Camille Saint-Saëns (1835-1921) is among the most brilliant figures in the French school of composition. Having displayed his outstanding from his early childhood, he became a graduate of the Paris Conservatoire, where he studied under François Benoist and Fromental Halévy, and later with the famous Charles Gounod. Composer, organist, teacher and conductor, Saint-Saëns is one of the founders of the Société Nationale de Musique (‘National Musical Society’), member of the Institut de France, doctor of the University of Cambridge and a honorary member of the Saint Petersburg Department of the Russian Musical Society. Saint-Saëns authored 13 operas, three oratorios, cantatas, masses, three symphonies; symphonic poems, suites, instrumental concertos, chamberinstrumental pieces and ensembles, songs, pieces for organ, etc. He gave concerts in many countries, performing primarily his own works.
Saint-Saëns realized his most significant creative achievements in the seventies of the nineteenth century. It was during this period that his famous violoncello concerto was born, as well as the Fourth Piano Concerto, the Third for violin, the opera Samson and Delilah, and others.
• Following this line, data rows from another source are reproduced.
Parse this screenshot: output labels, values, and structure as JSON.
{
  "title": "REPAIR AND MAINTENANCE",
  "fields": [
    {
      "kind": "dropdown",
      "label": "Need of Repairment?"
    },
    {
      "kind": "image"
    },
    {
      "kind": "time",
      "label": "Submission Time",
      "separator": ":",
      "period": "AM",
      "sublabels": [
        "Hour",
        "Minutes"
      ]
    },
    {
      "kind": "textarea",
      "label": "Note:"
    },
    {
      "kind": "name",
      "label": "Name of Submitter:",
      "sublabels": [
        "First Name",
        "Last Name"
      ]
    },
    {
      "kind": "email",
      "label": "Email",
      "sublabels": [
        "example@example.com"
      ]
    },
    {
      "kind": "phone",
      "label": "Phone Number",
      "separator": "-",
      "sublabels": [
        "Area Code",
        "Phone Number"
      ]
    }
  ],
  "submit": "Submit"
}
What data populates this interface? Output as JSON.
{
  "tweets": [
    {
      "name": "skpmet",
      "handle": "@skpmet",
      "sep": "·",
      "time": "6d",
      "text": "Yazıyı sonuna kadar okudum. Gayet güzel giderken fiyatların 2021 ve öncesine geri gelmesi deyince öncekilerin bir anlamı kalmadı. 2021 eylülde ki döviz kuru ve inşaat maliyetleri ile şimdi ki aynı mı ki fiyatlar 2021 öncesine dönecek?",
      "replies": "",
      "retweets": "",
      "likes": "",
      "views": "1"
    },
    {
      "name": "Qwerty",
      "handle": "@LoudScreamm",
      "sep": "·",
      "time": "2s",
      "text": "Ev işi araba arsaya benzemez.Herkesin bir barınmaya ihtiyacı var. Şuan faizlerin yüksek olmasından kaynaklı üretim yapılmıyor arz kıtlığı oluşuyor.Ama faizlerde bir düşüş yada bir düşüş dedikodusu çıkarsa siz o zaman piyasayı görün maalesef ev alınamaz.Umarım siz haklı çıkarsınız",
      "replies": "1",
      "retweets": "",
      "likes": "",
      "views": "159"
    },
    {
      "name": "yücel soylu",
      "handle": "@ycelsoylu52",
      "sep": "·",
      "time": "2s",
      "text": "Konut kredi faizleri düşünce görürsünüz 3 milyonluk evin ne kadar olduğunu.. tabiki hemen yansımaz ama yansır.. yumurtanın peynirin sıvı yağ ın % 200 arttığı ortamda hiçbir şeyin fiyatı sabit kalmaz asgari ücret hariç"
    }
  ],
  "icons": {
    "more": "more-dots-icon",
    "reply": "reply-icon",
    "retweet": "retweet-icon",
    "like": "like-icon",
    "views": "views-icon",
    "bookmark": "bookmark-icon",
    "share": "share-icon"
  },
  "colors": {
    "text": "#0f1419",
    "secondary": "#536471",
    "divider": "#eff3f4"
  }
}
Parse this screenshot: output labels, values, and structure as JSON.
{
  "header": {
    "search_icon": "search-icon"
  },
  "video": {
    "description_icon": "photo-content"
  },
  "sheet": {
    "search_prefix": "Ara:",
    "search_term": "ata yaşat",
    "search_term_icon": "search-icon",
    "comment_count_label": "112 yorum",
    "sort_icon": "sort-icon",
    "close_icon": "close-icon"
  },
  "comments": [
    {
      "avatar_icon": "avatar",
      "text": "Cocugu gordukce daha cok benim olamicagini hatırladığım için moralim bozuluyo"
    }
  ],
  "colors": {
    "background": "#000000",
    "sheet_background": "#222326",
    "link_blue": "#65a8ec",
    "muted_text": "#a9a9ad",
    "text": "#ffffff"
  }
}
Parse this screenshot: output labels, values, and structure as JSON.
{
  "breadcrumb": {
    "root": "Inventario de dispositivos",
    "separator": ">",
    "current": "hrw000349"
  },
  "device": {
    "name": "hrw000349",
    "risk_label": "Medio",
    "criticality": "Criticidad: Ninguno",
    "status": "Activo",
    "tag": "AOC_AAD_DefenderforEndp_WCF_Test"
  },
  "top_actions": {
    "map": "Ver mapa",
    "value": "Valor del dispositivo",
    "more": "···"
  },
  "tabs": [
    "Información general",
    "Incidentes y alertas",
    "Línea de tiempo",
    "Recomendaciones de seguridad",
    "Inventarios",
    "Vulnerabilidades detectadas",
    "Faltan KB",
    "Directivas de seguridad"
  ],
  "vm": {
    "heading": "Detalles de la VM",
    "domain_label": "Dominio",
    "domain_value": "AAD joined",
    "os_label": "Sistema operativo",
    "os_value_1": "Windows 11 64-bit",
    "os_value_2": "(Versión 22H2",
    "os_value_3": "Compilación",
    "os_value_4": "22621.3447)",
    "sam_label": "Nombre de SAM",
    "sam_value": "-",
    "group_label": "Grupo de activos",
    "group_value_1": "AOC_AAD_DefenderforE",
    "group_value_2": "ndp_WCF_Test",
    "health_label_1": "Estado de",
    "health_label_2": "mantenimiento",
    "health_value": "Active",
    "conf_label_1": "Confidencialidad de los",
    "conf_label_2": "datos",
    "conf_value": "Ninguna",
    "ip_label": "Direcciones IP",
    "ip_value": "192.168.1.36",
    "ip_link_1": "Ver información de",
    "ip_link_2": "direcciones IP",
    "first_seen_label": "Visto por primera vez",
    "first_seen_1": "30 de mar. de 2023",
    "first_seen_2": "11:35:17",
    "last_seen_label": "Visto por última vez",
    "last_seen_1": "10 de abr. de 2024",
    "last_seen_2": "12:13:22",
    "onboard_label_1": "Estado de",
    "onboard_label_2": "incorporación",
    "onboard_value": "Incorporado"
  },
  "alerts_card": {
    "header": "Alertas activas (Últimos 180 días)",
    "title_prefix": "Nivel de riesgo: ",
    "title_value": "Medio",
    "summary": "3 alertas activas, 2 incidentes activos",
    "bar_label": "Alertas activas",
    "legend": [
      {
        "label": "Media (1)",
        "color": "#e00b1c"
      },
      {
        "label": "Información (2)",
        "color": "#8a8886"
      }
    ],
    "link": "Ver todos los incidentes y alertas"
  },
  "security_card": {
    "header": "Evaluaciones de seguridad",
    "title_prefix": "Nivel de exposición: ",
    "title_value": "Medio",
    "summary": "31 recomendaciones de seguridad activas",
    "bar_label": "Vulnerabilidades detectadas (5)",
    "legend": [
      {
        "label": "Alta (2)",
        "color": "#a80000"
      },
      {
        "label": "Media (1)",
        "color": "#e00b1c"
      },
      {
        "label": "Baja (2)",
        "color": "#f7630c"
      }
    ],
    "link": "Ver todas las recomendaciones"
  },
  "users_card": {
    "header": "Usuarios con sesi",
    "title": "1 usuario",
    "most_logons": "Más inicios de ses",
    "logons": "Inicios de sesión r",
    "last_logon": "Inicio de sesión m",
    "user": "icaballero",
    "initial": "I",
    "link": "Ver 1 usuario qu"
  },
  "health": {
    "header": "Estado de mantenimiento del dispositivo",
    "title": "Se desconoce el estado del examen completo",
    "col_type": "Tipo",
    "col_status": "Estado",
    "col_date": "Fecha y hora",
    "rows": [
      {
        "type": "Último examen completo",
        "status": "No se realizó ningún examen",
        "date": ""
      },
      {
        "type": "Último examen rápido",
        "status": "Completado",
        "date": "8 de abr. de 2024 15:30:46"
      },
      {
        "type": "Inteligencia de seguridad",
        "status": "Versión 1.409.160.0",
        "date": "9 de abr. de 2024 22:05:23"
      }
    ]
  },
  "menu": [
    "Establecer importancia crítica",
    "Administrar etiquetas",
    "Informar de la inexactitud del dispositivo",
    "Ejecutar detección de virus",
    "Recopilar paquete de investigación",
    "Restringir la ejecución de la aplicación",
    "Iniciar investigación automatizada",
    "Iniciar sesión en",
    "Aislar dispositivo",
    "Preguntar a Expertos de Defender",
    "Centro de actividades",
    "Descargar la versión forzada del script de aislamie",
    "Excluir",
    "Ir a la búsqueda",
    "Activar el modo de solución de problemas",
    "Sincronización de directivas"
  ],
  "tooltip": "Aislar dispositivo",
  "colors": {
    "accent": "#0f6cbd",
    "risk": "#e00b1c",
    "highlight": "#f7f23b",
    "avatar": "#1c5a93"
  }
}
These works were followed by more operas, such as Henry the Eighth, (1883), Proserpina (1887), Ascanio (1890), the famous Third Symphony (with organ), The Fifth piano concerto, etc..